In 1973, OPEC proclaimed an oil embargo on the US for its decision to resupply the Israeli military during the Yom Kippur war. The embargo lasted until March 1974, but during this time oil prices quadrupled. To control supply, the Federal government under President Nixon rationed oil, by state, to 1972 levels. By February 1974 it was estimated by the American Automobile Association that 20 percent of gas stations had no fuel to sell.
The decade's second energy crisis was in 1979, in the wake of the Iranian Revolution where production was greatly decreased and exports suspended. Nixon's gasoline price controls were repealed but oil prices rose to their highest real price until 2008.

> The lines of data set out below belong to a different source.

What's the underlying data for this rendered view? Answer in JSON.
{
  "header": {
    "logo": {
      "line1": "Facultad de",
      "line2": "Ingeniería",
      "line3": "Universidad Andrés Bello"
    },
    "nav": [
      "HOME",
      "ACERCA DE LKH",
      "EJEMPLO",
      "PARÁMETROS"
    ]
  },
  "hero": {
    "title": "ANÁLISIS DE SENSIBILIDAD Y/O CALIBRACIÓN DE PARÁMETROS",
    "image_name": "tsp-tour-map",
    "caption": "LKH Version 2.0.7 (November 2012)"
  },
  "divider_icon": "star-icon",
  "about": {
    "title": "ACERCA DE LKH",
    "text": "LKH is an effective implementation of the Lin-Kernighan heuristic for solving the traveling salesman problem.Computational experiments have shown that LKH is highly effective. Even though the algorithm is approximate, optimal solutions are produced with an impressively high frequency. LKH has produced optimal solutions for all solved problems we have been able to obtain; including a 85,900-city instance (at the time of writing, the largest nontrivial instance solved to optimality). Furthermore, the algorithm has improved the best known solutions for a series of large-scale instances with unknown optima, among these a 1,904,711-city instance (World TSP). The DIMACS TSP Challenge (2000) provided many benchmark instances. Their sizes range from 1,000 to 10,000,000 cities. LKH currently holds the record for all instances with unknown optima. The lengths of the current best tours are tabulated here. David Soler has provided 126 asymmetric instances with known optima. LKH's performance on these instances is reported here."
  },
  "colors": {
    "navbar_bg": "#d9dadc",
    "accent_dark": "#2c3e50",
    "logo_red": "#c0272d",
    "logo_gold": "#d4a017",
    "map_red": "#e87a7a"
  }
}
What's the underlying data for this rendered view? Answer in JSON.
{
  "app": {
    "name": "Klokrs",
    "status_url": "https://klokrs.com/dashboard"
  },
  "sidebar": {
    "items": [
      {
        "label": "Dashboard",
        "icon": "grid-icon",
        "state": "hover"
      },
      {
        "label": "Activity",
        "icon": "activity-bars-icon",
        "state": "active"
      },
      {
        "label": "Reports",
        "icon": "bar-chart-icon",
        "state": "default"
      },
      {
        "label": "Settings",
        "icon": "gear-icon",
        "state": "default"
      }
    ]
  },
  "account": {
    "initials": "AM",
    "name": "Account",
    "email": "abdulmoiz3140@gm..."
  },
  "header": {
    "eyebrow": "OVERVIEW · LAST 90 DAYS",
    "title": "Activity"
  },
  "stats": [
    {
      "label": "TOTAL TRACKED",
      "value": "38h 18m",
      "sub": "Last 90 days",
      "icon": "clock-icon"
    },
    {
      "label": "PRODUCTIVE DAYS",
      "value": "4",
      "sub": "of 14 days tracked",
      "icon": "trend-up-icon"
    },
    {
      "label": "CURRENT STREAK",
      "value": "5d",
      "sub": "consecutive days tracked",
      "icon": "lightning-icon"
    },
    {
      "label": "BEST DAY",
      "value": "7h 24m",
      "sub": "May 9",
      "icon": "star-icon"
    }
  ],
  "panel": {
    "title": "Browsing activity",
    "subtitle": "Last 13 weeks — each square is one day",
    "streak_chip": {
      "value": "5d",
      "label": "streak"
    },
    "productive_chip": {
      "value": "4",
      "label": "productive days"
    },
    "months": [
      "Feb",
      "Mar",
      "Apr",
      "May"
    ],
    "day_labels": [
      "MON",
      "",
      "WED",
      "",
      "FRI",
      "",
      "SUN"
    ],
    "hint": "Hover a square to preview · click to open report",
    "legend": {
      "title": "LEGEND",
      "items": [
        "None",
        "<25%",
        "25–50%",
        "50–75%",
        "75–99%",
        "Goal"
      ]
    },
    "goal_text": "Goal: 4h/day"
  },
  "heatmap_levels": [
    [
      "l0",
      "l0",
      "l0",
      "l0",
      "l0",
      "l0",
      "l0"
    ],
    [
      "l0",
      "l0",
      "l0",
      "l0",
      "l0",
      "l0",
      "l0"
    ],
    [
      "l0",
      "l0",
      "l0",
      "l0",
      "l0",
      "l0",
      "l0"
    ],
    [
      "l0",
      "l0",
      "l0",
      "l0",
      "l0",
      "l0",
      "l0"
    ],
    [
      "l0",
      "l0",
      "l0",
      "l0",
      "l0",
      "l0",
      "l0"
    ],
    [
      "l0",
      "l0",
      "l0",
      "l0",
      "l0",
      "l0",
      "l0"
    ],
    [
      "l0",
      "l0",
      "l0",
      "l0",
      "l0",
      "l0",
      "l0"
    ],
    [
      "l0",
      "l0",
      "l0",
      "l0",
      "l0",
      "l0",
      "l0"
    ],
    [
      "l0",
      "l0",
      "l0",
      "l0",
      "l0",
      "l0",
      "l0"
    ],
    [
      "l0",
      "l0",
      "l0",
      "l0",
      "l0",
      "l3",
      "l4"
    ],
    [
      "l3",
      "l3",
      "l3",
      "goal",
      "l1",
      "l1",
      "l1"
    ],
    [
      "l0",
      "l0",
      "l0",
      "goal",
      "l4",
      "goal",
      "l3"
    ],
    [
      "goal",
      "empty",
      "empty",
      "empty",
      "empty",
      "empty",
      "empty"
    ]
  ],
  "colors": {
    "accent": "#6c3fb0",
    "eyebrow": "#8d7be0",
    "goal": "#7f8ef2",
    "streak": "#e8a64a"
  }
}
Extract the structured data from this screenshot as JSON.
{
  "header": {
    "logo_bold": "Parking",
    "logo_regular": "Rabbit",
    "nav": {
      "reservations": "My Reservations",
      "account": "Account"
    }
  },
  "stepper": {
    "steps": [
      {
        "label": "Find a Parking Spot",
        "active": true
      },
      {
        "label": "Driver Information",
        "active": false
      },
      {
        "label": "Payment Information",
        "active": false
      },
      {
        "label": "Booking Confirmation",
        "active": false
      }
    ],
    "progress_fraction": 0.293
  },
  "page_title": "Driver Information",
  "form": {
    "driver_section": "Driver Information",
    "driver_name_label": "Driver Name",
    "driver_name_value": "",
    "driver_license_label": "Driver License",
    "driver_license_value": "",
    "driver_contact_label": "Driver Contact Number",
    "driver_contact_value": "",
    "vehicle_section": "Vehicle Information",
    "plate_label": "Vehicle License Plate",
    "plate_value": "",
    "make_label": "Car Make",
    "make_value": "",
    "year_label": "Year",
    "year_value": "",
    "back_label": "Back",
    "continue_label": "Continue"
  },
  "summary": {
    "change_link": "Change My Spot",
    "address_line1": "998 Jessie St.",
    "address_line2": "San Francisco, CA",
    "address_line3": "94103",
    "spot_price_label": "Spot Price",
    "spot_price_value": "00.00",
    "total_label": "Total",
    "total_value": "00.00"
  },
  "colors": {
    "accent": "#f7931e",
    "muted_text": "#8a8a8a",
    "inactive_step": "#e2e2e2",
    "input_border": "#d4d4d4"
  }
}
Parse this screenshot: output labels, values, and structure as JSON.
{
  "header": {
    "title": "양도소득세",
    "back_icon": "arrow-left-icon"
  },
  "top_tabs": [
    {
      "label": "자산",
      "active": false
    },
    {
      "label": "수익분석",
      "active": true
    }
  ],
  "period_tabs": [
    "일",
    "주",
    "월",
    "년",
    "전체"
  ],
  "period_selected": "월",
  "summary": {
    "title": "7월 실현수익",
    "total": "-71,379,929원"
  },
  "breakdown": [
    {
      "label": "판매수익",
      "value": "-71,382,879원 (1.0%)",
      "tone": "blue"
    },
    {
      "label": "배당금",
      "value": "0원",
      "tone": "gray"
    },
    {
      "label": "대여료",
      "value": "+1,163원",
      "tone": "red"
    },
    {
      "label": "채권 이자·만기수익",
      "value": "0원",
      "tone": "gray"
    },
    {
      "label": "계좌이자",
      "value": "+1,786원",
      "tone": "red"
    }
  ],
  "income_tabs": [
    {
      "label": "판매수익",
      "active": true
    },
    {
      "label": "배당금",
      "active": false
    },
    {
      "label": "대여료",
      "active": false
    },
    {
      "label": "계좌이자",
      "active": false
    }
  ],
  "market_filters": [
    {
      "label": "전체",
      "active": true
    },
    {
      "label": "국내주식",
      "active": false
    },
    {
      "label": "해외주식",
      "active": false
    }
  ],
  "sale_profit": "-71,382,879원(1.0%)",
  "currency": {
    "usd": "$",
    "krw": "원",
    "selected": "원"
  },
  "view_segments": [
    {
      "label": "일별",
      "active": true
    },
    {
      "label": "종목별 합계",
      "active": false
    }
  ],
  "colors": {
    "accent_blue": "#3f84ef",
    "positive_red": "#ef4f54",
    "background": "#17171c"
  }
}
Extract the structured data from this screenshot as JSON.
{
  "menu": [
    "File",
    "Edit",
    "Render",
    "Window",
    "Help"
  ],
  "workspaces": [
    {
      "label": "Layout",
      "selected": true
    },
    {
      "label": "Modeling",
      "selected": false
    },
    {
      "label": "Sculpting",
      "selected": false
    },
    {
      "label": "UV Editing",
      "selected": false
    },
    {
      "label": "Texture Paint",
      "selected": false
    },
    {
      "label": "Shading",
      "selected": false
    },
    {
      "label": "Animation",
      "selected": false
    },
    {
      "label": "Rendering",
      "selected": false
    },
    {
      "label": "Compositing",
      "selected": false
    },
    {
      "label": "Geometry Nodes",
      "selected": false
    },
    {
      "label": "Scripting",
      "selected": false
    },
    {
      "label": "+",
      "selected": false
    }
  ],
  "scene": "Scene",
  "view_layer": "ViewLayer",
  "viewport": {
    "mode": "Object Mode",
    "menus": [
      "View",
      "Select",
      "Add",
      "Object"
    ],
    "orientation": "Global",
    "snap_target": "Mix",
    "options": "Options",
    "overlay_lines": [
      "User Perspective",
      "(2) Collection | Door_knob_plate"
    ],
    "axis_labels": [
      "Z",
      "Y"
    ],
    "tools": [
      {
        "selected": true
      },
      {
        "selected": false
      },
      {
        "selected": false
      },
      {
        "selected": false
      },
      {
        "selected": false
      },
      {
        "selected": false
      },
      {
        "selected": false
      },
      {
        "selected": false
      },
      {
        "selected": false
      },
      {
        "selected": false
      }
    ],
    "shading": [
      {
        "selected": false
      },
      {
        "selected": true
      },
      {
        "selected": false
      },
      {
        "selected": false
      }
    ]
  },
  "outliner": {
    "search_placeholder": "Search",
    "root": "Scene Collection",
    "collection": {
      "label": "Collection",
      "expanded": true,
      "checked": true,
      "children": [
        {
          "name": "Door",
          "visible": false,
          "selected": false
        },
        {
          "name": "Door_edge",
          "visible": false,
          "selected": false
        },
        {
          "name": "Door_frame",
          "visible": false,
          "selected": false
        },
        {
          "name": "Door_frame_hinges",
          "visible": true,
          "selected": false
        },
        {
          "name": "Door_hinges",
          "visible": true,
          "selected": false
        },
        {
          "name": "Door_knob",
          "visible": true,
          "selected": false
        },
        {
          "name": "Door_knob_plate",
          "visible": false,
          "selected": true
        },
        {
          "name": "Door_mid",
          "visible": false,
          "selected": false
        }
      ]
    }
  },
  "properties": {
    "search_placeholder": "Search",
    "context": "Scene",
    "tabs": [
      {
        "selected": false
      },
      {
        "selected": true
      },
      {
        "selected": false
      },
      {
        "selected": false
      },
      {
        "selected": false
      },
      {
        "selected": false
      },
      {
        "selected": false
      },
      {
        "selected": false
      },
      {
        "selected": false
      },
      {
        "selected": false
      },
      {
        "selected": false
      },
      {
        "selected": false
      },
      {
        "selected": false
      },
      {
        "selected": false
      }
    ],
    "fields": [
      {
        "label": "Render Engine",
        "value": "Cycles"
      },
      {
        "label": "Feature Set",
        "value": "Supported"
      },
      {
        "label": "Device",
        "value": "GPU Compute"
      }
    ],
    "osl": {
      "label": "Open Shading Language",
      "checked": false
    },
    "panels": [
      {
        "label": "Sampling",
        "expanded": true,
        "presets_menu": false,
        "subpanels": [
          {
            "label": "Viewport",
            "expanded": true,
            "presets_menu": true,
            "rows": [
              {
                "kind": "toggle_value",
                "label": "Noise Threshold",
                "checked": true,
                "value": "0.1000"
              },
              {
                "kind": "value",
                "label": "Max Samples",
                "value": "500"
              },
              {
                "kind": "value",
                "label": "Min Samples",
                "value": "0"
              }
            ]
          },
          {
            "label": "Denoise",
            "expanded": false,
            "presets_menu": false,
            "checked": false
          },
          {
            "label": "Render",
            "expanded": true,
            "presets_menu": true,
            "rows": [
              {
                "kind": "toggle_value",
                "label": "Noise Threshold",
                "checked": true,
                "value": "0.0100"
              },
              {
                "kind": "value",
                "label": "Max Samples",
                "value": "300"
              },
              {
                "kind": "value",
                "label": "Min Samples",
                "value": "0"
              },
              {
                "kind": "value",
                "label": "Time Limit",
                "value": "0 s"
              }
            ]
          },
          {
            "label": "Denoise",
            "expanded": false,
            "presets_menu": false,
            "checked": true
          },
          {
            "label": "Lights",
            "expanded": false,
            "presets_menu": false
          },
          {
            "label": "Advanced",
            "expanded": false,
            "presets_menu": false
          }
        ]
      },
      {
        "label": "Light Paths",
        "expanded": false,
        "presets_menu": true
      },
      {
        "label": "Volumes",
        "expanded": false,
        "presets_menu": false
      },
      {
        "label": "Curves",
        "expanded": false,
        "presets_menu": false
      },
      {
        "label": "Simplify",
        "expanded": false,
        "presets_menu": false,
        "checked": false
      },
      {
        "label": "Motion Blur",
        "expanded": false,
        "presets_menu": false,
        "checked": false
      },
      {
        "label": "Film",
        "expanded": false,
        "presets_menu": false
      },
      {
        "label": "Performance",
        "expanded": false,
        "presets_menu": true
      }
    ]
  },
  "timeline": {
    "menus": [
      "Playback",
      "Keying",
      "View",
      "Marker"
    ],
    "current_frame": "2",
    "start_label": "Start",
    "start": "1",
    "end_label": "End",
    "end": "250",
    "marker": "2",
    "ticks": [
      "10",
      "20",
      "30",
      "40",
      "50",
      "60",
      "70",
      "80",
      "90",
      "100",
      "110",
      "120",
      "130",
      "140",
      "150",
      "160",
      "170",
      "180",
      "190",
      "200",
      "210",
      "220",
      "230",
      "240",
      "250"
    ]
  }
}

During the 1970's energy price turmoil, Japanese automakers like Toyota, Nissan and Honda started to gain popularity with American consumers, who were looking for smaller, fuel-efficient cars. U.S. automakers responded to the competition by building smaller vehicles.